→ **Data shown**
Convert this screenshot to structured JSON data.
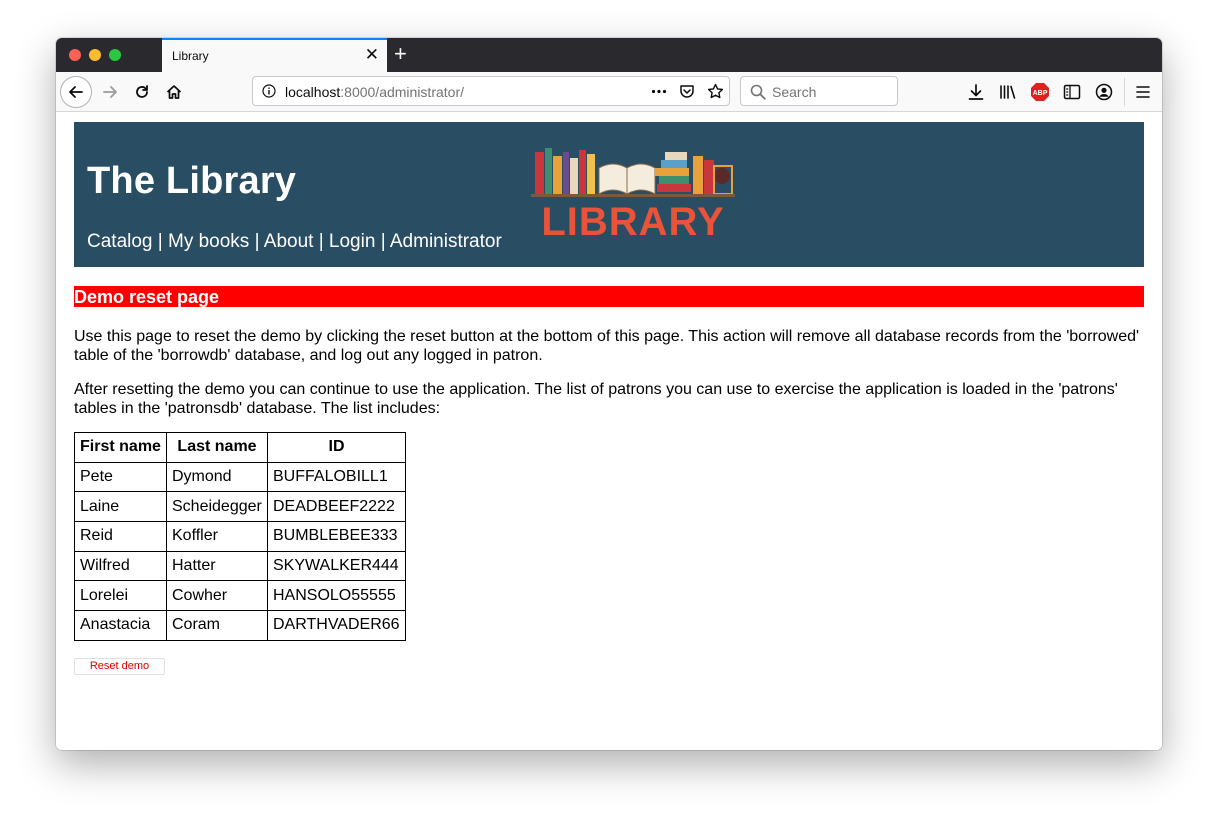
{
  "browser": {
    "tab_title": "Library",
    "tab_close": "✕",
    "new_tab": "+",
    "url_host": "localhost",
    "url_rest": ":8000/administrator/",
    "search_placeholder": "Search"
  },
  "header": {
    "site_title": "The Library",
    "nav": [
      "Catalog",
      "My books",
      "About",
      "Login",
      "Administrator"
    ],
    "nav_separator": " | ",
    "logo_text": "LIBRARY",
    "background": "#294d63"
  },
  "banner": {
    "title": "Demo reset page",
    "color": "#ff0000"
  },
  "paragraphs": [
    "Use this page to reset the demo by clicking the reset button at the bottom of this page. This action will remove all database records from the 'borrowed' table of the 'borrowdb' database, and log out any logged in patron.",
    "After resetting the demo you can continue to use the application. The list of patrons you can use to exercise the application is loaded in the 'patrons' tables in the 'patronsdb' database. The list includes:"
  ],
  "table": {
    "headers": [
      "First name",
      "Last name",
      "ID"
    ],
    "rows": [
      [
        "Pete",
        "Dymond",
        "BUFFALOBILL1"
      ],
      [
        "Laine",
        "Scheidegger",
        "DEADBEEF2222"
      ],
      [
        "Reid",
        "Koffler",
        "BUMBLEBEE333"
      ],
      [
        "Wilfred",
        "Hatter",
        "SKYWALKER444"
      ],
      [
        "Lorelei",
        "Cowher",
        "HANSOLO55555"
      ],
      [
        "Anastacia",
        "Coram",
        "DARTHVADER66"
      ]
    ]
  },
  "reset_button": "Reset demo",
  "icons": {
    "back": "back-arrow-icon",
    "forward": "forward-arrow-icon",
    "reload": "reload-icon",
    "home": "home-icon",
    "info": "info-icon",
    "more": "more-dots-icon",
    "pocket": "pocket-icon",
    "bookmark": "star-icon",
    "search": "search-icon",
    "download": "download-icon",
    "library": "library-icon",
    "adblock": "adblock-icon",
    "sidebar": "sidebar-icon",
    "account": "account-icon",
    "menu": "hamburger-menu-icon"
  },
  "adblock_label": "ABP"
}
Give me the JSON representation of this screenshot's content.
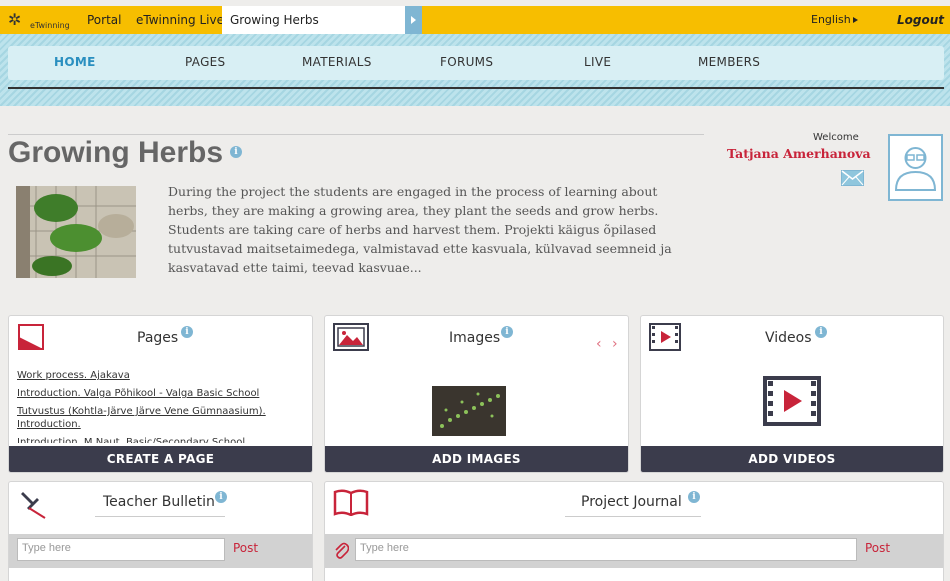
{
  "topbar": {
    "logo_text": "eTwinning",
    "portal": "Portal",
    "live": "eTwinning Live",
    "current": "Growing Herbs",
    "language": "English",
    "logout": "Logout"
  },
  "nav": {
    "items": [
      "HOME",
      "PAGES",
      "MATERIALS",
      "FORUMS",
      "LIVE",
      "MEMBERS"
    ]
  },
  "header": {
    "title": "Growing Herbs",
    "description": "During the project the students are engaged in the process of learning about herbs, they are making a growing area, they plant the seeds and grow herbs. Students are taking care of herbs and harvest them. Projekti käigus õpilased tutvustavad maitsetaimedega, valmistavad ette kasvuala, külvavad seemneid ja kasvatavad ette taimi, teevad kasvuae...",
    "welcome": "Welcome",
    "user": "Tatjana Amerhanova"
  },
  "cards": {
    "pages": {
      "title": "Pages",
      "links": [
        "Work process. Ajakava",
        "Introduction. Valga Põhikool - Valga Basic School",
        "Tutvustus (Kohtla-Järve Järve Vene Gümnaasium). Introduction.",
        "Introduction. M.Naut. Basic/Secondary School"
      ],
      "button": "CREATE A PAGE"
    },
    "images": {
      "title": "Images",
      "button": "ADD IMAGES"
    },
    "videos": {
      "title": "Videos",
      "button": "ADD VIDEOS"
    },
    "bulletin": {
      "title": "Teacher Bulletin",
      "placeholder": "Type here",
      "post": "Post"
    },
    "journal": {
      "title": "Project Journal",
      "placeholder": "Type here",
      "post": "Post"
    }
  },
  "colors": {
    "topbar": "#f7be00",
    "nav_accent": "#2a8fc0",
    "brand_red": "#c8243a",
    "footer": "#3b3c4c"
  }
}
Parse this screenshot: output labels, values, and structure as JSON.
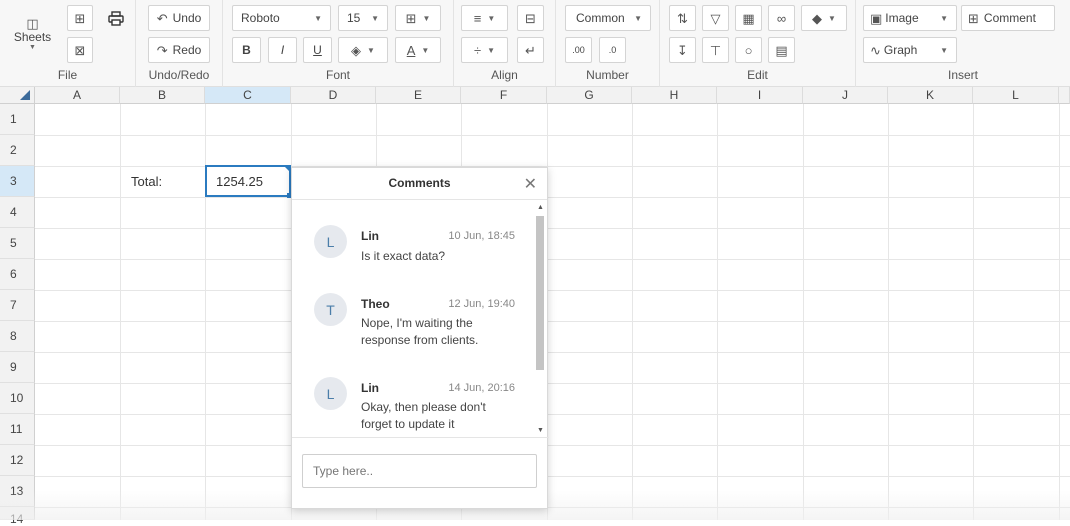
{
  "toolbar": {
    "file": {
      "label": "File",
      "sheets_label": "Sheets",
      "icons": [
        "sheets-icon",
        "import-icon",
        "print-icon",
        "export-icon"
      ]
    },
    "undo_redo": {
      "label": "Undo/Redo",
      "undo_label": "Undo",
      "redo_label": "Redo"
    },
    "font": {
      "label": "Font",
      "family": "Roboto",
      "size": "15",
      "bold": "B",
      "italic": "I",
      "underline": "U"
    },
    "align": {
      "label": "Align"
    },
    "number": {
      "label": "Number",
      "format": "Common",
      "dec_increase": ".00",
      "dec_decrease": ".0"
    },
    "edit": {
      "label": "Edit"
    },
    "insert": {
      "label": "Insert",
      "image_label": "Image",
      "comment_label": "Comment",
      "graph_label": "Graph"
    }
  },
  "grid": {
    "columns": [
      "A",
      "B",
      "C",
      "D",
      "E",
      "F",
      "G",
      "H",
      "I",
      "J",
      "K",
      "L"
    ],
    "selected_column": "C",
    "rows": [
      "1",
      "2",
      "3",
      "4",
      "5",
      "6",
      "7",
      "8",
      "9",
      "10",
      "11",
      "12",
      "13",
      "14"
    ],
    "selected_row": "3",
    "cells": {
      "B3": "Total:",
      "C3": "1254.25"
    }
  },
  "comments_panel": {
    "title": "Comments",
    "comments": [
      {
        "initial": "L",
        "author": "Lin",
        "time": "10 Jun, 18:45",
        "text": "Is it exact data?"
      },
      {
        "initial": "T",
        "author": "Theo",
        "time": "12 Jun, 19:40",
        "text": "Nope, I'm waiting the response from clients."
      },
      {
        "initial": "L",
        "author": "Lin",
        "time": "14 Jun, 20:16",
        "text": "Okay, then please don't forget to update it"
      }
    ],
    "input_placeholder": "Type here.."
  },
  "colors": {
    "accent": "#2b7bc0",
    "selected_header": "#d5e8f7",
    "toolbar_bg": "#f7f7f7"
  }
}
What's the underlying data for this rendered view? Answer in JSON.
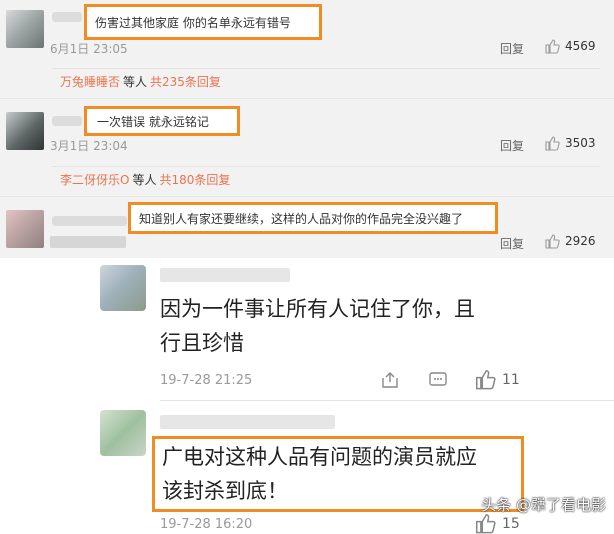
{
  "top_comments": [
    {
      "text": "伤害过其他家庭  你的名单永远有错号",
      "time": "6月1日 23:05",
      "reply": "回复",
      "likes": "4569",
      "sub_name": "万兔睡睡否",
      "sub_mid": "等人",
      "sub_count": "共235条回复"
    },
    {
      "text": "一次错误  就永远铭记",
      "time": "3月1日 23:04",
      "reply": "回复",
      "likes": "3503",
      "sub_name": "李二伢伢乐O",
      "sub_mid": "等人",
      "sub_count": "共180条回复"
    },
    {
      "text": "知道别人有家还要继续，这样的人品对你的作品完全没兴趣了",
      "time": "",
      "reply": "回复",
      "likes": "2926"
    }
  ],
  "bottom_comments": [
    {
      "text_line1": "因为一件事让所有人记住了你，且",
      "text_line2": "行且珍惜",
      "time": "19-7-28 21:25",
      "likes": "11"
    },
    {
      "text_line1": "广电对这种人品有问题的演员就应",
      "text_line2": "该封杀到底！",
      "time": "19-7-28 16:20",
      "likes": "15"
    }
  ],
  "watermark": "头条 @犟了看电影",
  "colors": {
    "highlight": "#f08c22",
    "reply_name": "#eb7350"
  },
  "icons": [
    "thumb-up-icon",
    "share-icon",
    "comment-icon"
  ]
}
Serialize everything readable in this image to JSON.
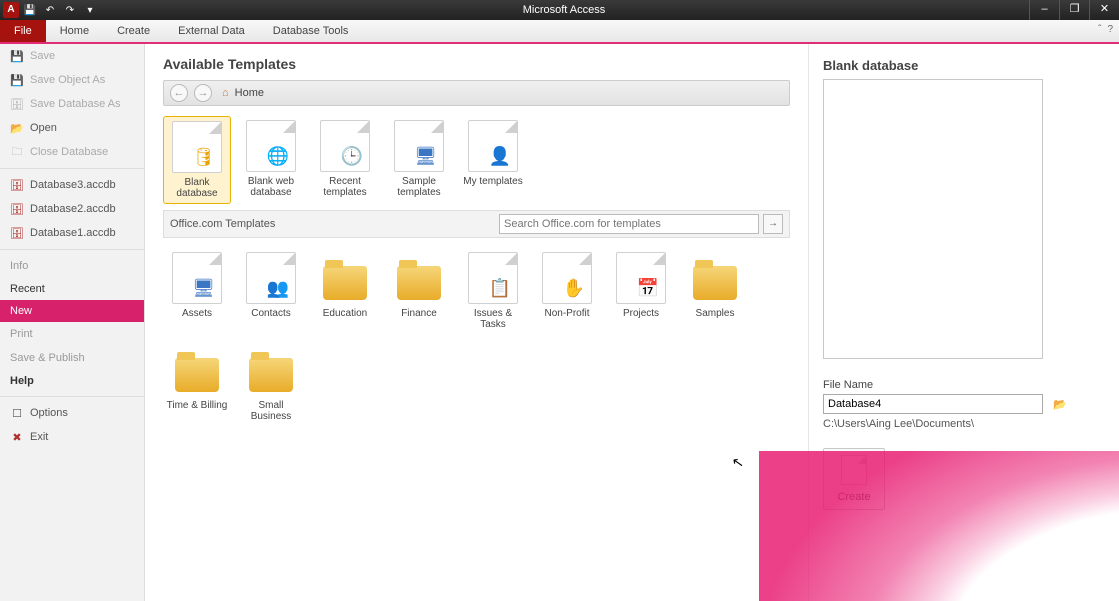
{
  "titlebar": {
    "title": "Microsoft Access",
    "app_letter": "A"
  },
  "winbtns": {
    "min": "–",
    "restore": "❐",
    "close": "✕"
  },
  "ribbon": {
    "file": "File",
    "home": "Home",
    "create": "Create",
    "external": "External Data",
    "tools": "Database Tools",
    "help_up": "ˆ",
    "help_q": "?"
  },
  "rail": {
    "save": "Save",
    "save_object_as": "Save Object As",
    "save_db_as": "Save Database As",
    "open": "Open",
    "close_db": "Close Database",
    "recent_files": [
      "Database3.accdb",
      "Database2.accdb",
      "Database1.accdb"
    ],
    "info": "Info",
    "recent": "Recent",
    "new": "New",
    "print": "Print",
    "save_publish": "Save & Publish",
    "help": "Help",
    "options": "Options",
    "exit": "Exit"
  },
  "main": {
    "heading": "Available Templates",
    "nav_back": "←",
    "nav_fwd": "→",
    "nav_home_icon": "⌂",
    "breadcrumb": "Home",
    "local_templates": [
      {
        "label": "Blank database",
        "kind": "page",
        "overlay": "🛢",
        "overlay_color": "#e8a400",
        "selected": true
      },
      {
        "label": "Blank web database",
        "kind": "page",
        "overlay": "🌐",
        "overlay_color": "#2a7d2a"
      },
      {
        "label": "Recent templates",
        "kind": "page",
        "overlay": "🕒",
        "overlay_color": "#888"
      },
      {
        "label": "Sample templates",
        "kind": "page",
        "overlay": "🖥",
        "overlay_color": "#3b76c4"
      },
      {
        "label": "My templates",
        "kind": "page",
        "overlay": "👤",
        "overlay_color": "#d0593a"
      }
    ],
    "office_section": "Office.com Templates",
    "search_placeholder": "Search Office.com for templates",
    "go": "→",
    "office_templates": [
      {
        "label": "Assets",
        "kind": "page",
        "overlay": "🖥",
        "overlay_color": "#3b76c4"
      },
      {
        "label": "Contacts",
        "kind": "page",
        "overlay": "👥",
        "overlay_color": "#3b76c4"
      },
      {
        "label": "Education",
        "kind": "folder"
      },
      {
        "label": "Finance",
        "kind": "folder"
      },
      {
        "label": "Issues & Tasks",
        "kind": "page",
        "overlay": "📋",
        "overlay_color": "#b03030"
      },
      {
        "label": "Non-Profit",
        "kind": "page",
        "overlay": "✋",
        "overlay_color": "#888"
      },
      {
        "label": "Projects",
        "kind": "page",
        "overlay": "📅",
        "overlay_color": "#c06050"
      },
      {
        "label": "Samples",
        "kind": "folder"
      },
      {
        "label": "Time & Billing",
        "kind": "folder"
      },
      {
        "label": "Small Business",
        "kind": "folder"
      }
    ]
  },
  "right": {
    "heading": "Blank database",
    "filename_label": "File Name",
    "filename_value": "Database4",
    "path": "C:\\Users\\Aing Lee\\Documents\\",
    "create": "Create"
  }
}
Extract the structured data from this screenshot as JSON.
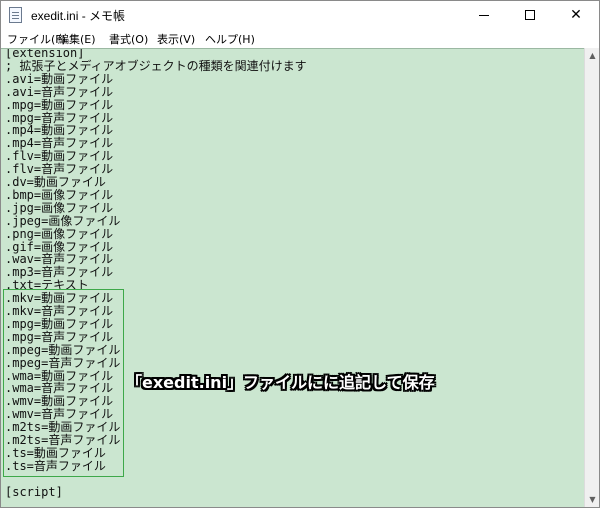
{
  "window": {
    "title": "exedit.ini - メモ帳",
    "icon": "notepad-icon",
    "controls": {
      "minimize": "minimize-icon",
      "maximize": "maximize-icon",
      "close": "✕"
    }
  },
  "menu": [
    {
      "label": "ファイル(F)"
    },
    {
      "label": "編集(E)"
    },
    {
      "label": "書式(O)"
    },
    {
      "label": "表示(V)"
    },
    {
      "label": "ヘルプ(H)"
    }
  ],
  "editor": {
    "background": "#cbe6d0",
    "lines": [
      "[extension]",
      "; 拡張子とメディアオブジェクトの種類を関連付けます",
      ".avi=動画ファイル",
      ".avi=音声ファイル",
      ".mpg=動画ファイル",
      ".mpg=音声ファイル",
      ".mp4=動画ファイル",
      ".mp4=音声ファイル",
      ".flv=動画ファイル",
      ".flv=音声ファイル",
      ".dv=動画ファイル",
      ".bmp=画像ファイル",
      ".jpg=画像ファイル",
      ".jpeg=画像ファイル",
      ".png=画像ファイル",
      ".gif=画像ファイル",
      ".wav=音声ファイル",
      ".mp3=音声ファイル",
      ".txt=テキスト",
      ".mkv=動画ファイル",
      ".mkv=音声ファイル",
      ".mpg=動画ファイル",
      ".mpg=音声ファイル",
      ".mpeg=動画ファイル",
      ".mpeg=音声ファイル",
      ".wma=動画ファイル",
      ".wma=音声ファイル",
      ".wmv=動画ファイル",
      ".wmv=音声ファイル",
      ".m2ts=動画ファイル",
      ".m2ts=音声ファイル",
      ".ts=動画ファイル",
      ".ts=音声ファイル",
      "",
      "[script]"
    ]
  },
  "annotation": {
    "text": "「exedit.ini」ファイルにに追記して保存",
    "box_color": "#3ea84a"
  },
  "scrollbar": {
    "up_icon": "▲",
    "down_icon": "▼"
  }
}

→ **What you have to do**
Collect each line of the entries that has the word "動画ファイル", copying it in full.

→ **Solved problem**
      ".avi=動画ファイル",
      ".mpg=動画ファイル",
      ".mp4=動画ファイル",
      ".flv=動画ファイル",
      ".dv=動画ファイル",
      ".mkv=動画ファイル",
      ".mpg=動画ファイル",
      ".mpeg=動画ファイル",
      ".wma=動画ファイル",
      ".wmv=動画ファイル",
      ".m2ts=動画ファイル",
      ".ts=動画ファイル",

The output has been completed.